[Task requirements]:
Go through the data below and copy each line where the word "text" occurs.

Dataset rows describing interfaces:
▬▬▬

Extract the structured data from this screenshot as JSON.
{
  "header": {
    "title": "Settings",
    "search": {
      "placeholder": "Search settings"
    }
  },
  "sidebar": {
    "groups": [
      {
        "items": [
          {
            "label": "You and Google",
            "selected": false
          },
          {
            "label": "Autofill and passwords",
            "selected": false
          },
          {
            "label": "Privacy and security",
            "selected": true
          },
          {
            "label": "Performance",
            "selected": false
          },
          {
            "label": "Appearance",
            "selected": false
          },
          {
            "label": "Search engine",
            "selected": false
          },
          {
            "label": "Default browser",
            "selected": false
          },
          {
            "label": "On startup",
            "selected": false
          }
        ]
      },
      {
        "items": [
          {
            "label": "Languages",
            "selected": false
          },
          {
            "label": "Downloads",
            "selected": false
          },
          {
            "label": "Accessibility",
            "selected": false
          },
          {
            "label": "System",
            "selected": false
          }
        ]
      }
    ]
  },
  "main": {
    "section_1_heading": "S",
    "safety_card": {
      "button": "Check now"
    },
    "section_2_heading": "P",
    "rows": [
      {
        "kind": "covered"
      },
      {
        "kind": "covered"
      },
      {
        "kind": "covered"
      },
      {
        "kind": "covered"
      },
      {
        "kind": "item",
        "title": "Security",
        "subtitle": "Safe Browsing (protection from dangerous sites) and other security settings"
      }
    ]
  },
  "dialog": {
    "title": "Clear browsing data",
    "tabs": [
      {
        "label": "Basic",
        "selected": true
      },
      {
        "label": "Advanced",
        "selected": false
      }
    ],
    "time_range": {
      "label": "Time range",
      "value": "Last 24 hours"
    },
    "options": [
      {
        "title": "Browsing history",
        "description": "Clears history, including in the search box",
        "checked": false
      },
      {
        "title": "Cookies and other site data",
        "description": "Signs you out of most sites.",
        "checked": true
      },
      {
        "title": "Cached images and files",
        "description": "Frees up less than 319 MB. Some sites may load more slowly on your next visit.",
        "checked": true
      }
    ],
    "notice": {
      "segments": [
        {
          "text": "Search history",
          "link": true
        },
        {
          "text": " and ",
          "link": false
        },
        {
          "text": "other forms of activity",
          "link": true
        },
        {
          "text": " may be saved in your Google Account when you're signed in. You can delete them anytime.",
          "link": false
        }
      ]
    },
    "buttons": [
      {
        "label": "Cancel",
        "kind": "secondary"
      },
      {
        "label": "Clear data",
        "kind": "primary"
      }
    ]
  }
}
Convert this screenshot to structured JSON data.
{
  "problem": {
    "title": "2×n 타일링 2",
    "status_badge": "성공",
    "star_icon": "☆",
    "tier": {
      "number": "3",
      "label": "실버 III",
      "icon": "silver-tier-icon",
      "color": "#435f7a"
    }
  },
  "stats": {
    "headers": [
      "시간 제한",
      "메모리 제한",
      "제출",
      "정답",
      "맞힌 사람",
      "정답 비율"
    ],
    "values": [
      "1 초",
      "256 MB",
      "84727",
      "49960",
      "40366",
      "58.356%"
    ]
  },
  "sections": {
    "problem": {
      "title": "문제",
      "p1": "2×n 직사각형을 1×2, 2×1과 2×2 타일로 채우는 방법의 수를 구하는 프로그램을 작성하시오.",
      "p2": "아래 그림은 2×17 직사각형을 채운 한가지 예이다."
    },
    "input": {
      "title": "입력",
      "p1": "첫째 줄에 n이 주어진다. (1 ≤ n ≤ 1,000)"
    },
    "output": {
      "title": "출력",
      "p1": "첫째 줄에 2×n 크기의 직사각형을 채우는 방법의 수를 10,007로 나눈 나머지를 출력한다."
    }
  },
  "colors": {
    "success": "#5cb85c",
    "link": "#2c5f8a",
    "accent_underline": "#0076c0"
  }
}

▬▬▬

[Written reply]:
          "text": "Search history",
          "text": " and ",
          "text": "other forms of activity",
          "text": " may be saved in your Google Account when you're signed in. You can delete them anytime.",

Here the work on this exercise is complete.